▶ AIM OF THE EXERCISE: The answer must be every line of the records below that contains the word "content".

Web page and app entries
-- -- --
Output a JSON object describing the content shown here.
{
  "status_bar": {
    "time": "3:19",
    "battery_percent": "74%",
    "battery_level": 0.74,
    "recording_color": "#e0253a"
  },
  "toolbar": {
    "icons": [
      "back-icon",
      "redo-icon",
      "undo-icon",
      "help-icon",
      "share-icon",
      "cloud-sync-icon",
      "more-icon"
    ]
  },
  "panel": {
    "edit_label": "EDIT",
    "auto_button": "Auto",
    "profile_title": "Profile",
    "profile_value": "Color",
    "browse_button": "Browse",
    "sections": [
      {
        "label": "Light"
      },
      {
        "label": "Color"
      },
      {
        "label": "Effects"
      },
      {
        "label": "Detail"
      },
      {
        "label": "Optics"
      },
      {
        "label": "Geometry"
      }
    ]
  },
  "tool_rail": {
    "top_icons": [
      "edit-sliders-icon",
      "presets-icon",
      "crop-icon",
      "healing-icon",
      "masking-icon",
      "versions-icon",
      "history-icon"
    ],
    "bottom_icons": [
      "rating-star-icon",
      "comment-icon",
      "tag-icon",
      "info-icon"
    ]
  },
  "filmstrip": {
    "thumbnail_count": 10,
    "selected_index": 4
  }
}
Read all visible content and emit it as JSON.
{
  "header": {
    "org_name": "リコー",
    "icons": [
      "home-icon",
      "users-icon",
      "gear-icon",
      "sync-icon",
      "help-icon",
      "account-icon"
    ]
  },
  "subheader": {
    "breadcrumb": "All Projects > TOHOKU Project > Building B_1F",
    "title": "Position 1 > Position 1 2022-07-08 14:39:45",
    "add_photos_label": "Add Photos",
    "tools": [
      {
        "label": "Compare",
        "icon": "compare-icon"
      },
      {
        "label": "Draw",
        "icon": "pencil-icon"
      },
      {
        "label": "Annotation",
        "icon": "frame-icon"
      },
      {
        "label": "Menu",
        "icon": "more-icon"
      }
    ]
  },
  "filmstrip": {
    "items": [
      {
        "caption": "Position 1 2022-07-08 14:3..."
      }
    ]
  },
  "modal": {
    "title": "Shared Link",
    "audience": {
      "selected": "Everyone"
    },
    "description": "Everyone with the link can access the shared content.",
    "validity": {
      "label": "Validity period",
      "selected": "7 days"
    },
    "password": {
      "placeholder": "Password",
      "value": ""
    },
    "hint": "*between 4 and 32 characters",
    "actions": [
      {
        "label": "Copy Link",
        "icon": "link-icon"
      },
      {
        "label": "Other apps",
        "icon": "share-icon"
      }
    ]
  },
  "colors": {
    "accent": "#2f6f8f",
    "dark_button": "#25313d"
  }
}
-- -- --
▶ OUTPUT:
Output a JSON object describing the content shown here.
Read all visible content and emit it as JSON.
    "description": "Everyone with the link can access the shared content.",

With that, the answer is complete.